An eight-inch touchscreen with CarPlay and Android Auto is standard, as is a heated steering wheel, electrically assisted and ventilated front seats (also with heating), TPU (faux-leather) upholstery and a rear-view camera.

As for safety equipment, there are nine airbags, automatic emergency braking, distance warning to the car ahead, lane departure warning, Front Vehicle Start Warning, Speed Limit Warning, Smart High Beam and Trailer Sway Control.

Stiffer body, less noise

The suspension feels more compliant that in pre-facelift versions, any frame platform being a notoriously tricky construction for chassis engineers to work with when it comes to comfort.

SsangYong reckons the Rexton now has a stiffer body and while there are no specific claims of softer springing and a less jerky ride, the test vehicle I recently tried felt better than previous examples. Of course it’s not as sophisticated as the air-sprung Land Rover Discovery yet it doesn’t cost anything like that model, which is about the same size.

Improvements which are immediately obvious are reduced engine and wind noise.
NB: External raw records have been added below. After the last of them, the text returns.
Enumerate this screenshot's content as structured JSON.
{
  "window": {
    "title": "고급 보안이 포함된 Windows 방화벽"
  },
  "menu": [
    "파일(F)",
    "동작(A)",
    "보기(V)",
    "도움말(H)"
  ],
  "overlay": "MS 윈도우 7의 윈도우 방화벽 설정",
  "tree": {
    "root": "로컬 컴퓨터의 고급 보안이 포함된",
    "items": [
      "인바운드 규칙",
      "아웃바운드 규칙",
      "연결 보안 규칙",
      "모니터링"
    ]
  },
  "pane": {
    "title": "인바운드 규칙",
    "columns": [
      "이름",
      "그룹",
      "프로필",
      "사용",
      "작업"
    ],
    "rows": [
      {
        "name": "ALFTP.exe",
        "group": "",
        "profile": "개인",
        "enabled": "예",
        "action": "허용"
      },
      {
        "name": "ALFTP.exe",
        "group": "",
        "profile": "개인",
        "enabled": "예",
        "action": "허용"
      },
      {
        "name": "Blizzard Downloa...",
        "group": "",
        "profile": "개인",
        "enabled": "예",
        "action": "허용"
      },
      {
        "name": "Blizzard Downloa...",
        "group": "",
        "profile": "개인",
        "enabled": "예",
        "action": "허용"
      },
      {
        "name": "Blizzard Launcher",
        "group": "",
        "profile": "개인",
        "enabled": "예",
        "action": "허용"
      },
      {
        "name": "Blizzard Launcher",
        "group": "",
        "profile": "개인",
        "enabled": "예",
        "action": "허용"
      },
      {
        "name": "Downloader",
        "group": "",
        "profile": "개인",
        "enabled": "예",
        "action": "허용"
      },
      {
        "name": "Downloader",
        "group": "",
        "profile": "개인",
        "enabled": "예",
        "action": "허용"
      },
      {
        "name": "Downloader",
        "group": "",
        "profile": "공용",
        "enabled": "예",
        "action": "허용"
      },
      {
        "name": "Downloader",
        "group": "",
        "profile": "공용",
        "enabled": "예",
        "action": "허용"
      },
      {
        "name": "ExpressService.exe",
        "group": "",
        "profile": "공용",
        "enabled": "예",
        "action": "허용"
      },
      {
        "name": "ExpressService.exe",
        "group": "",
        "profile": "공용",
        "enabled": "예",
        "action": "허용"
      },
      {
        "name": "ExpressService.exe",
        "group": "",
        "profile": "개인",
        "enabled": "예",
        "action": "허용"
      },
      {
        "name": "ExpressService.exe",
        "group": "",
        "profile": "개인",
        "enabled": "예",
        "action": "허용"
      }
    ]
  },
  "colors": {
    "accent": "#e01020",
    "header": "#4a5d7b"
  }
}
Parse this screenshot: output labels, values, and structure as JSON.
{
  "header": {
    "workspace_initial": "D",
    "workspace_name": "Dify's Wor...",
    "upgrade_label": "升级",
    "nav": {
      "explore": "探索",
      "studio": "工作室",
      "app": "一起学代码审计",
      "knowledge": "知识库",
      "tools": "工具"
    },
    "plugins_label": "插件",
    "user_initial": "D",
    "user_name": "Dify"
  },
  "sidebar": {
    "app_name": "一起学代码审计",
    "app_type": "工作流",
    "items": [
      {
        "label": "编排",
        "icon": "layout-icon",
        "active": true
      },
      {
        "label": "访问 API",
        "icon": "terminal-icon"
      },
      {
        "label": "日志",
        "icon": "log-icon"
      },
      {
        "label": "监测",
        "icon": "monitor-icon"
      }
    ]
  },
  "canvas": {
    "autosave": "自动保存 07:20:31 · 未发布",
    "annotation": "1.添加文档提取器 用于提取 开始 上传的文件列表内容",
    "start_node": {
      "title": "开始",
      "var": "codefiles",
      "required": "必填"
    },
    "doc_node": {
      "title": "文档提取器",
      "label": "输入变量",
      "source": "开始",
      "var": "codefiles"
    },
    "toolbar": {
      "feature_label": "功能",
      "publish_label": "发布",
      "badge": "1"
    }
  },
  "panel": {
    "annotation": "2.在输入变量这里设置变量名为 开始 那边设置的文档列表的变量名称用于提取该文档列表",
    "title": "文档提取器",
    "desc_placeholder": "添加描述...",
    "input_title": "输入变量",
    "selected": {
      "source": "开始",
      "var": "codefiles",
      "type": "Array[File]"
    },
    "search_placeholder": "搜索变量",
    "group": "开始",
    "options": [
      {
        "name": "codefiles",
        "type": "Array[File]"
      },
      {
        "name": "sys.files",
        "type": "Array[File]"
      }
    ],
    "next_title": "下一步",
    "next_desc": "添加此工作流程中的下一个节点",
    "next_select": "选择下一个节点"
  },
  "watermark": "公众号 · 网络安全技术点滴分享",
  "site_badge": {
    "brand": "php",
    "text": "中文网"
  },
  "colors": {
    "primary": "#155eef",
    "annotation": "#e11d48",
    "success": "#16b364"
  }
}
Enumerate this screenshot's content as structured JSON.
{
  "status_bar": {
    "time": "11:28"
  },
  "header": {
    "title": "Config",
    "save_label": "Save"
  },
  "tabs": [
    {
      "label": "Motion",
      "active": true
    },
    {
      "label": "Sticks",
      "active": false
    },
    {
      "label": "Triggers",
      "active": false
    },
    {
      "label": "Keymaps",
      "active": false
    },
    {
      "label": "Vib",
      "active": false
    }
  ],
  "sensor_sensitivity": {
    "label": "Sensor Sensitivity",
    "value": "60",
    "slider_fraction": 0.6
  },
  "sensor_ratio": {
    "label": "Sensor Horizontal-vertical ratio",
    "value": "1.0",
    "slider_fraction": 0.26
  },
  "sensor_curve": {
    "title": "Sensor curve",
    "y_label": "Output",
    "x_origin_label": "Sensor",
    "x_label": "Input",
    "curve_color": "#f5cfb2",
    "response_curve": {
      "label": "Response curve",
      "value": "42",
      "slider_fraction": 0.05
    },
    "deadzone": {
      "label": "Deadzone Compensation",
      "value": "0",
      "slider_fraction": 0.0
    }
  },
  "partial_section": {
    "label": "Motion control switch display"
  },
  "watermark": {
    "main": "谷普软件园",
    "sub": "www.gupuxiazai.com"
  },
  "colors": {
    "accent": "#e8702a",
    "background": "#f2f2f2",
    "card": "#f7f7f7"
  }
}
The importer says the Rexton has a little less drag and highlights improved sealing around the doors as well as hydraulic engine mounts. Cabin noise at idle is claimed to be 44.0dB, while chassis vibration at idle is 95.0Hz.

Where the pre-facelift Rexton could seem a bit LCV-like in certain circumstances – not necessary a bad thing – the latest updates really do add refinement. The steering may still have more turns than in some monocoque architecture SUVs but it’s accurate enough. Body roll is well checked too and despite lots of torque wheel-slip isn’t an issue.

One engine, two trim levels

Trim levels are now called Ventura, which replaces ELX, and Ultimate. As always with SsangYong vehicles, you get a lot for what you pay.

Along with the facelift and new model grades, there’s also changes for the engine. The revised 2.2-litre diesel now produces 149 kW (202PS) and 441 Nm (325 lb ft).

SsangYong quotes a CO2 average of 225 g/km WLTP, Combined economy of 32.9 mpg and a 0-62 mph time of 11.9 seconds.

Drive goes to the rear axle via an eight-speed Hyundai Transys automatic gearbox. This replaces a seven-speed one supplied by Mercedes-Benz. When conditions become slippier, drive to the front can be engaged via a dial on the centre console.

Outselling Jeep

The brand is still a small one here yet it’s doing way better than might be imagined, all things considered. Volume is up slightly on the same period of 2020, deliveries numbering 1,432 for the year to the end of November (1,423 for 1 Jan-30 Nov 2020).

Some in the company have informally called SsangYong the ‘Korean Jeep’ and last month, an odd thing happened, which was that this brand outsold the Stellantis one. It was a close thing but nonetheless SsangYong (156) did indeed perform better than Jeep (155).

Supply issues are a major factor in the recent reversal of brand rankings but the Korean marque’s achievement will have given the importer a thrill. Also, there probably will have been people who bought a Rexton or other available SsangYong not having considered the brand previously.

What next for the Rexton?

It’s too soon to know precisely what the future holds for this model but even if SsangYong gains a new owner soon, what would logically be the existing plan should remain. That will presumably be a second facelift in 2023, and then a replacement in 2026, giving this generation a nine-year life cycle.

Where once SsangYongs majored on quirkiness and were often bought for the value they offered, increasingly, the brand’s vehicles have gained a rising reputation for being tough, high quality choices. Now, a Rexton is luxurious too and more refined. The icing on the cake is a seven-year/150,000 miles warranty, which is close to the best of any in the British market.